  • Writer's pictureJoanne Jacobs

Online degree expands college access

Georgia Tech’s online master’s in computer science program enabled mid-career workers to earn a degree that would have been out of reach before, concludes a new study.

The “typical in-person program applicant is a 24-year-old recent college graduate from India,” researchers found. (Think about that for a moment.) By contrast, the typical online student was a 34-year-old working American.

Online applicants come from less elite colleges and are less likely to have majored in computer science, write the authors. “But despite their somewhat weaker average level of preparation, online students slightly outperformed in-person students when Georgia Tech blindly graded final exams for online and in-person students taking the same course from the same instructor.”
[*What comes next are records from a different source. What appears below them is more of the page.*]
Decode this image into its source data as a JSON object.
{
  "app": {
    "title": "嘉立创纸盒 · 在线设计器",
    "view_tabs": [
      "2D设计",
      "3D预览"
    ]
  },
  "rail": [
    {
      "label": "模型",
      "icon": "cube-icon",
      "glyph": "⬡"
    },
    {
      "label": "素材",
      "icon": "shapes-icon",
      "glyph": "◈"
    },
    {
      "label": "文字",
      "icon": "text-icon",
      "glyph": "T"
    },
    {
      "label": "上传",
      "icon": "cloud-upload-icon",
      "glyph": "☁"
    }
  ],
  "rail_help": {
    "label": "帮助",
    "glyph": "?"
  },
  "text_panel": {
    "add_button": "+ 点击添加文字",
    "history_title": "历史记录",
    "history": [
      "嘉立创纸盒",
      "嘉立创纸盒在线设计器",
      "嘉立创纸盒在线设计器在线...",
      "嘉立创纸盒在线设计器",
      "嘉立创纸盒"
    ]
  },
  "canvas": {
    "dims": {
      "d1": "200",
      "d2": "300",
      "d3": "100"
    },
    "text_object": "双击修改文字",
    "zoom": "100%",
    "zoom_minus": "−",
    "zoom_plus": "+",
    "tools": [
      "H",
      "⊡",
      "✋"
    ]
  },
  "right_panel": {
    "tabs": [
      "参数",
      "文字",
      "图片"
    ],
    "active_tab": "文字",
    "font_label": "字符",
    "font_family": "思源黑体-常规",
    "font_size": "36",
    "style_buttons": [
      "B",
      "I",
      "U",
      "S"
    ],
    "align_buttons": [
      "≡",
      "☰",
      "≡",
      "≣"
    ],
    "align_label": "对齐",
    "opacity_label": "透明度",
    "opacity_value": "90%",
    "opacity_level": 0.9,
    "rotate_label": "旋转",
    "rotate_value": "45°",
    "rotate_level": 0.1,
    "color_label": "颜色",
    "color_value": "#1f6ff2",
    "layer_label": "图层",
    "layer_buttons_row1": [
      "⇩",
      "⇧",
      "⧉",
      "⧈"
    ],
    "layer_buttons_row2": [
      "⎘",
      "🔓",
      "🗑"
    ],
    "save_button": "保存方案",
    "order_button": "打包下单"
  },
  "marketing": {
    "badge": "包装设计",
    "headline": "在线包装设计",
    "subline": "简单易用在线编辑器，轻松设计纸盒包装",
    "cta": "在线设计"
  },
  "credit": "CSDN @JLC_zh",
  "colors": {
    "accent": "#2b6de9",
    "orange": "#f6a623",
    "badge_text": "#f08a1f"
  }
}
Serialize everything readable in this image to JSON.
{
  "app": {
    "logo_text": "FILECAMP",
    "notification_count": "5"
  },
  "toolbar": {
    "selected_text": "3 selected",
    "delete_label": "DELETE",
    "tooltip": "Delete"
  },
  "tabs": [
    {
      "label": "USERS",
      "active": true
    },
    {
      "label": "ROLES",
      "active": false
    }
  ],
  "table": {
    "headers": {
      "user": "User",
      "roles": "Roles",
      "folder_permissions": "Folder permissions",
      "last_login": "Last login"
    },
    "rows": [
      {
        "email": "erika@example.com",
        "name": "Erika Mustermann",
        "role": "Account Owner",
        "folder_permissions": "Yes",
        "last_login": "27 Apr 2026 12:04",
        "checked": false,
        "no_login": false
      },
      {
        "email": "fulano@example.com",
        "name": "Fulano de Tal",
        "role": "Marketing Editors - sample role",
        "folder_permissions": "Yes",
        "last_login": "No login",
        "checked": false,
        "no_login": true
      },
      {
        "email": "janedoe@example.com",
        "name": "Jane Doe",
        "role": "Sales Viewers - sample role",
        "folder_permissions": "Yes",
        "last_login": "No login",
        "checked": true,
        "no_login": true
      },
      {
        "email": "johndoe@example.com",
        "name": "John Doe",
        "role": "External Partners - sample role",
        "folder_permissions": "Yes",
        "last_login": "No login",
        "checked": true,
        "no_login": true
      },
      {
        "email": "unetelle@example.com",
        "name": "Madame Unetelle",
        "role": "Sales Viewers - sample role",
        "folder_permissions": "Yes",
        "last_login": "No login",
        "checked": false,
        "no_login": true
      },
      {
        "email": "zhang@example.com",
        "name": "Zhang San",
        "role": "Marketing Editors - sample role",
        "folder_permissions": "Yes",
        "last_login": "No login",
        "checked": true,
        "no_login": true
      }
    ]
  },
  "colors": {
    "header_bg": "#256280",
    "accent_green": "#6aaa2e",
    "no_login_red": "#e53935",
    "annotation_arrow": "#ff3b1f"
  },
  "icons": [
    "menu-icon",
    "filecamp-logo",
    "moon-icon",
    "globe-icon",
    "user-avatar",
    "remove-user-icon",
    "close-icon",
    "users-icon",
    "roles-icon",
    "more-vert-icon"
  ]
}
More than 85 percent of applicants to Georgia Tech’s traditional computer science master’s program come from India or China, less than 10 percent from the U.S., according to the chart.

Nationwide, “foreign nationals account for 81 percent of the full-time graduate students in electrical engineering and petroleum engineering, 79 percent in computer science, 75 percent in industrial engineering, 69 percent in statistics, 63 percent in mechanical engineering and economics, statistics, 59 percent in civil engineering and 57 percent in chemical engineering,” according to a 2017 policy brief from the National Foundation for American Policy.

1 view0 comments
bottom of page